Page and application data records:
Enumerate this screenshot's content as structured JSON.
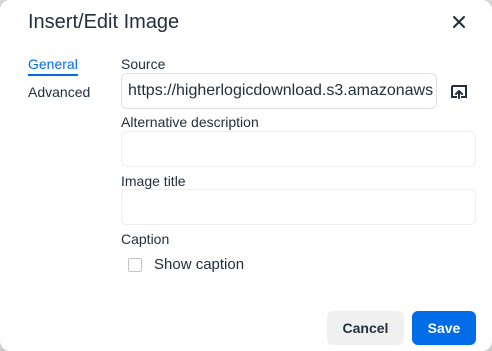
{
  "dialog": {
    "title": "Insert/Edit Image",
    "close_icon": "close-icon"
  },
  "tabs": [
    {
      "label": "General",
      "active": true
    },
    {
      "label": "Advanced",
      "active": false
    }
  ],
  "fields": {
    "source": {
      "label": "Source",
      "value": "https://higherlogicdownload.s3.amazonaws",
      "browse_icon": "browse-upload-icon"
    },
    "alt": {
      "label": "Alternative description",
      "value": ""
    },
    "image_title": {
      "label": "Image title",
      "value": ""
    },
    "caption": {
      "label": "Caption",
      "checkbox_label": "Show caption",
      "checked": false
    }
  },
  "footer": {
    "cancel_label": "Cancel",
    "save_label": "Save"
  },
  "colors": {
    "accent": "#006ce7",
    "text": "#222f3e",
    "secondary_button": "#f0f0f0"
  }
}
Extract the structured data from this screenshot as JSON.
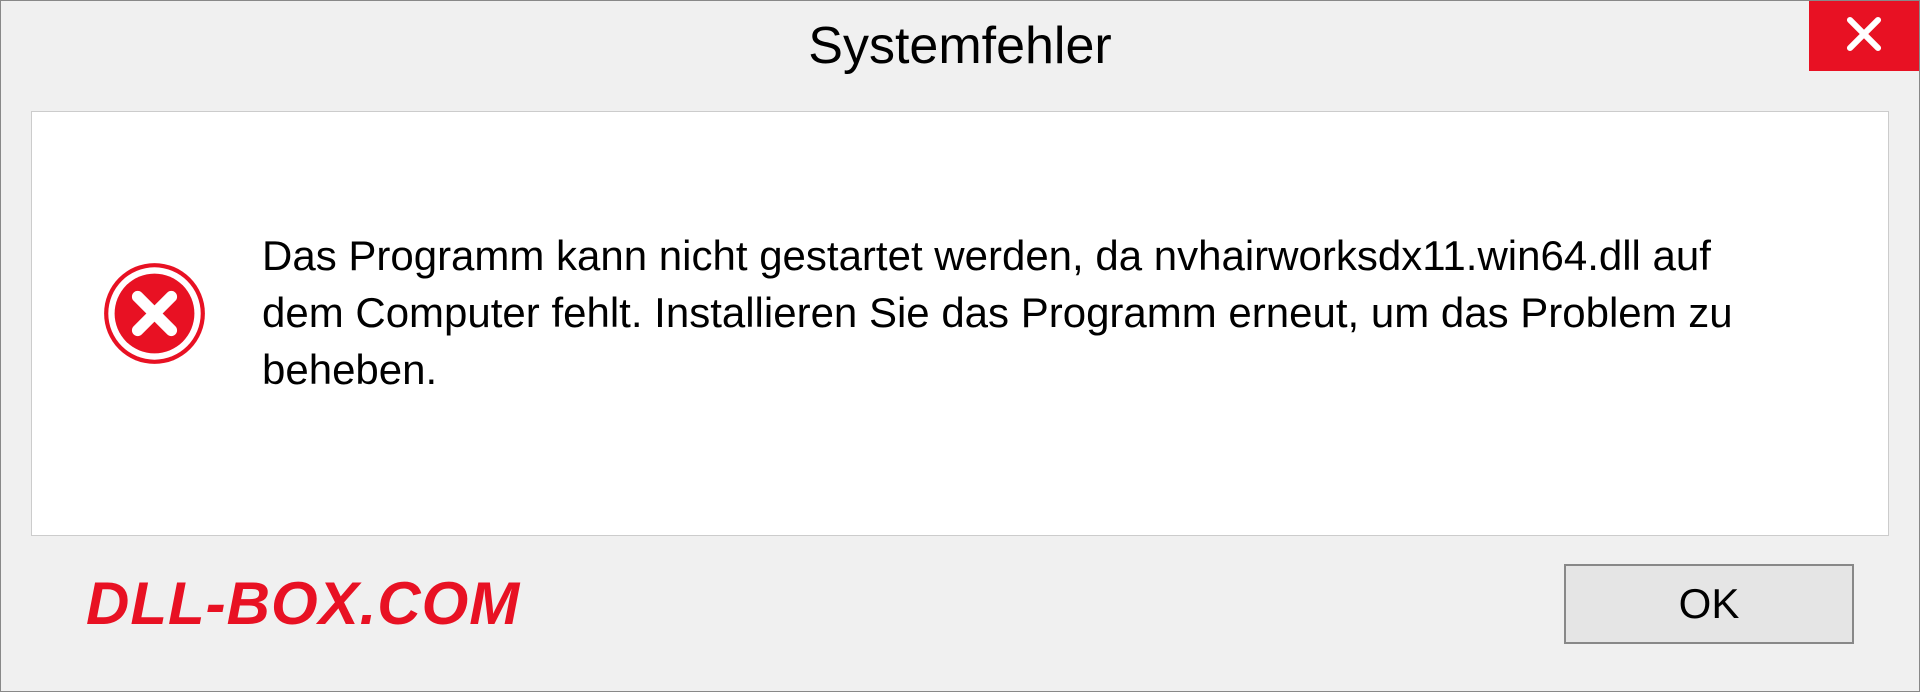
{
  "dialog": {
    "title": "Systemfehler",
    "message": "Das Programm kann nicht gestartet werden, da nvhairworksdx11.win64.dll auf dem Computer fehlt. Installieren Sie das Programm erneut, um das Problem zu beheben.",
    "ok_label": "OK"
  },
  "watermark": {
    "text": "DLL-BOX.COM"
  },
  "colors": {
    "error_red": "#e81123",
    "background": "#f0f0f0",
    "panel_white": "#ffffff"
  }
}
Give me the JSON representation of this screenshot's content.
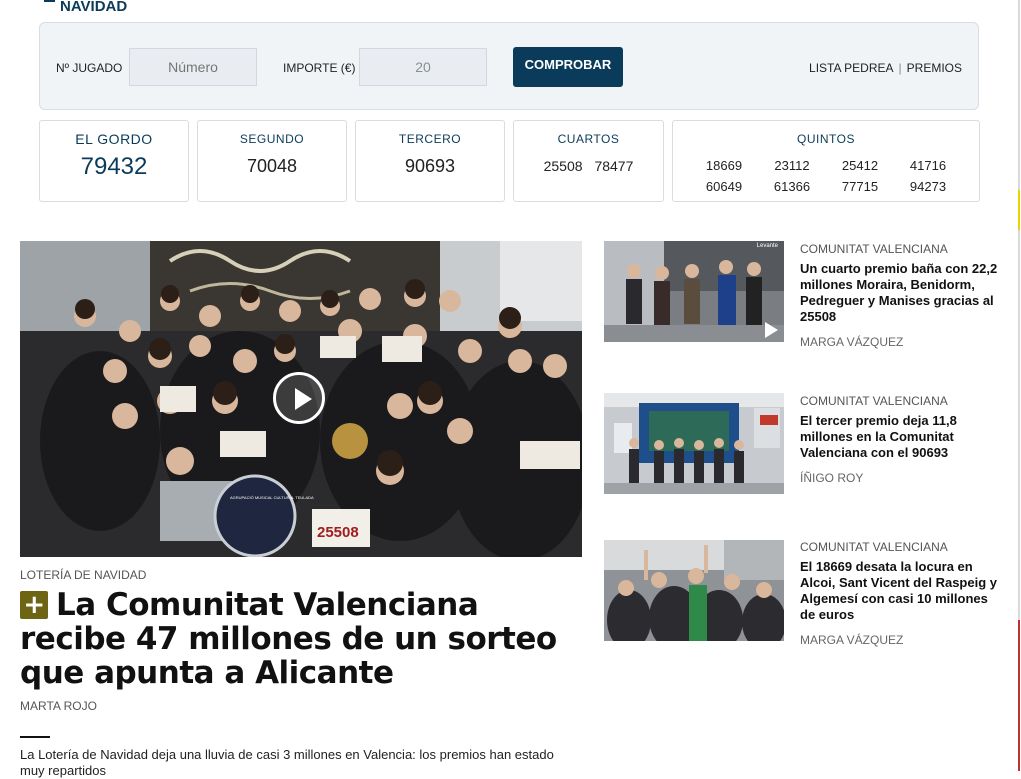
{
  "section": {
    "title": "NAVIDAD"
  },
  "checker": {
    "number_label": "Nº JUGADO",
    "number_placeholder": "Número",
    "amount_label": "IMPORTE (€)",
    "amount_value": "20",
    "submit_label": "COMPROBAR",
    "links": [
      "LISTA PEDREA",
      "PREMIOS"
    ]
  },
  "prizes": {
    "gordo": {
      "title": "EL GORDO",
      "number": "79432"
    },
    "segundo": {
      "title": "SEGUNDO",
      "number": "70048"
    },
    "tercero": {
      "title": "TERCERO",
      "number": "90693"
    },
    "cuartos": {
      "title": "CUARTOS",
      "numbers": [
        "25508",
        "78477"
      ]
    },
    "quintos": {
      "title": "QUINTOS",
      "numbers": [
        "18669",
        "23112",
        "25412",
        "41716",
        "60649",
        "61366",
        "77715",
        "94273"
      ]
    }
  },
  "main_article": {
    "kicker": "LOTERÍA DE NAVIDAD",
    "badge": "+",
    "title": "La Comunitat Valenciana recibe 47 millones de un sorteo que apunta a Alicante",
    "author": "MARTA ROJO",
    "lead": "La Lotería de Navidad deja una lluvia de casi 3 millones en Valencia: los premios han estado muy repartidos",
    "image": {
      "ticket_text": "25508",
      "sign_text": "AGRUPACIÓ MUSICAL CULTURAL TEULADA"
    }
  },
  "side_articles": [
    {
      "kicker": "COMUNITAT VALENCIANA",
      "title": "Un cuarto premio baña con 22,2 millones Moraira, Benidorm, Pedreguer y Manises gracias al 25508",
      "author": "MARGA VÁZQUEZ",
      "watermark": "Levante"
    },
    {
      "kicker": "COMUNITAT VALENCIANA",
      "title": "El tercer premio deja 11,8 millones en la Comunitat Valenciana con el 90693",
      "author": "ÍÑIGO ROY"
    },
    {
      "kicker": "COMUNITAT VALENCIANA",
      "title": "El 18669 desata la locura en Alcoi, Sant Vicent del Raspeig y Algemesí con casi 10 millones de euros",
      "author": "MARGA VÁZQUEZ"
    }
  ]
}
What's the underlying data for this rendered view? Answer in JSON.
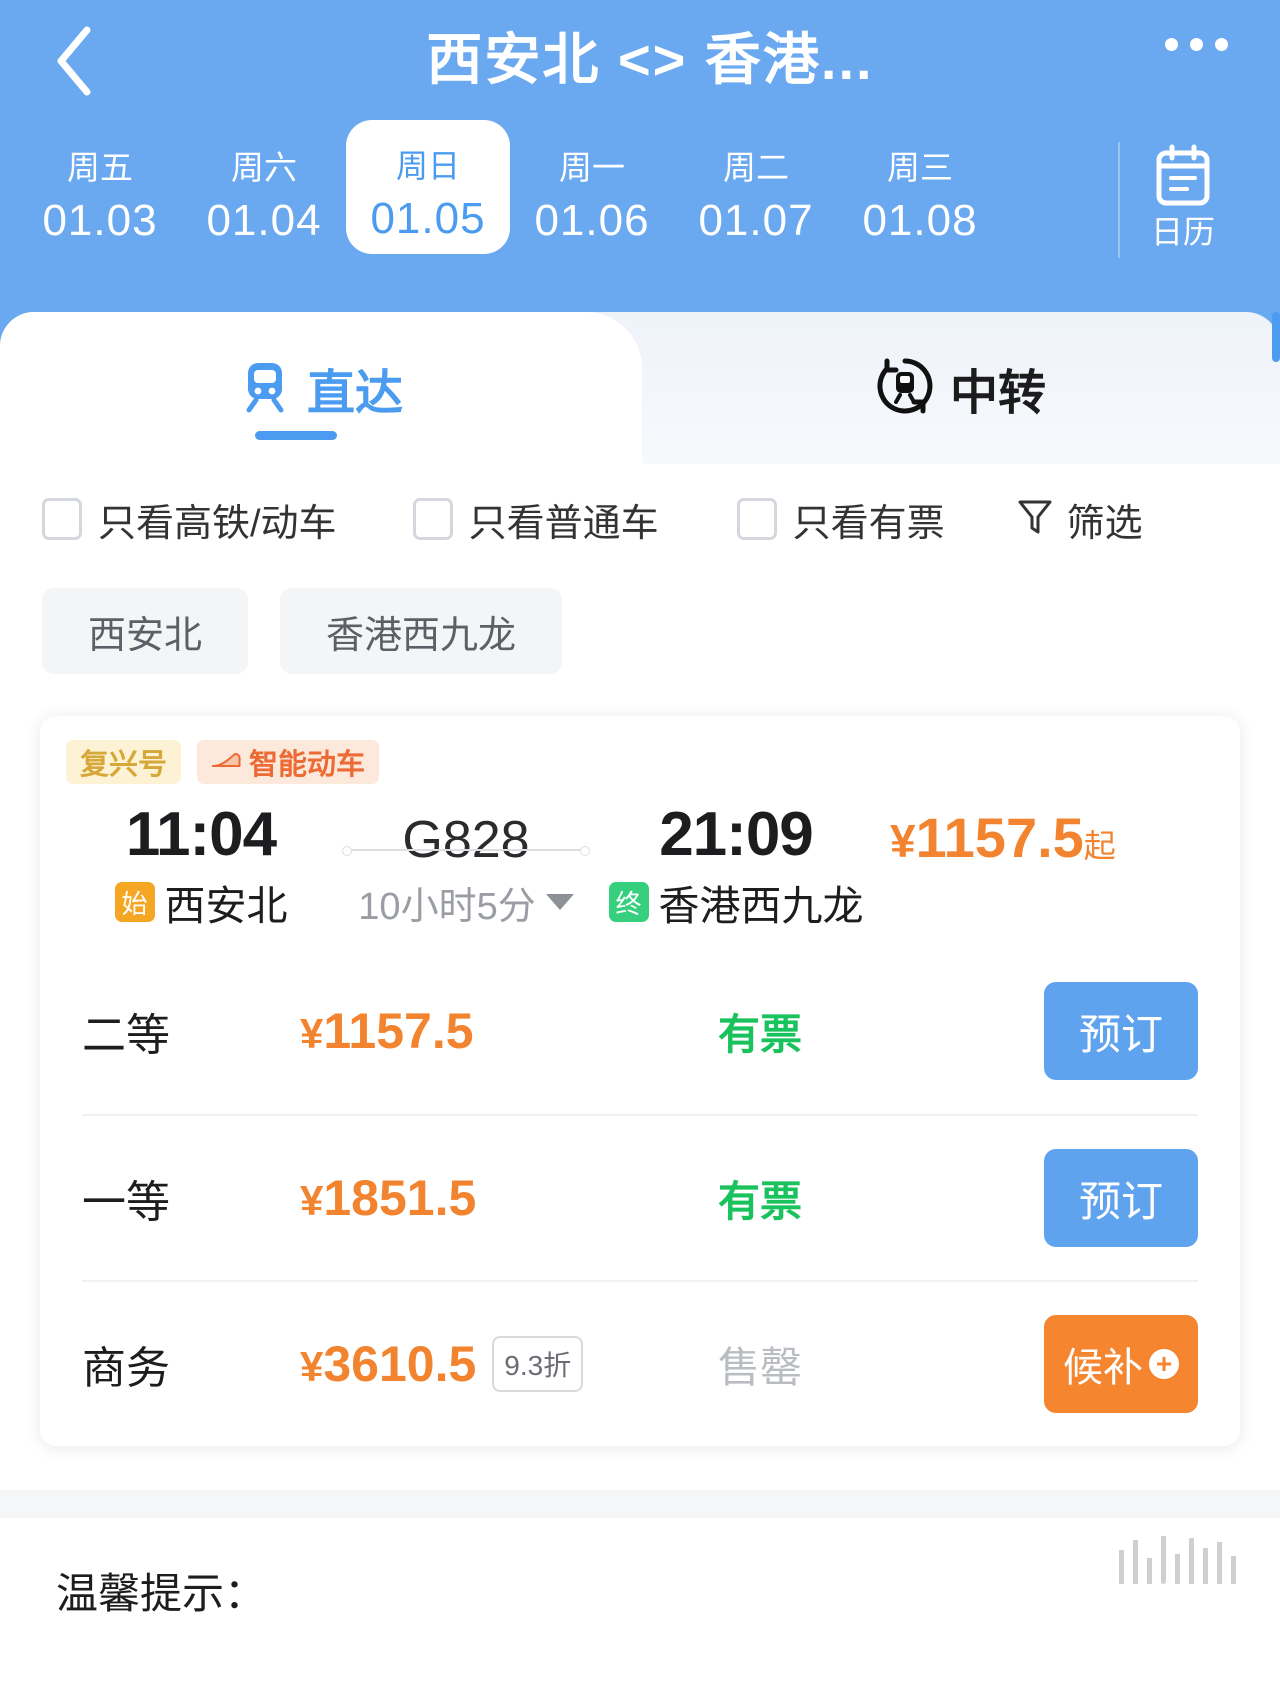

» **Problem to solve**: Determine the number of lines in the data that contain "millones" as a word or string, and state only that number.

» **Solution to the problem**: 5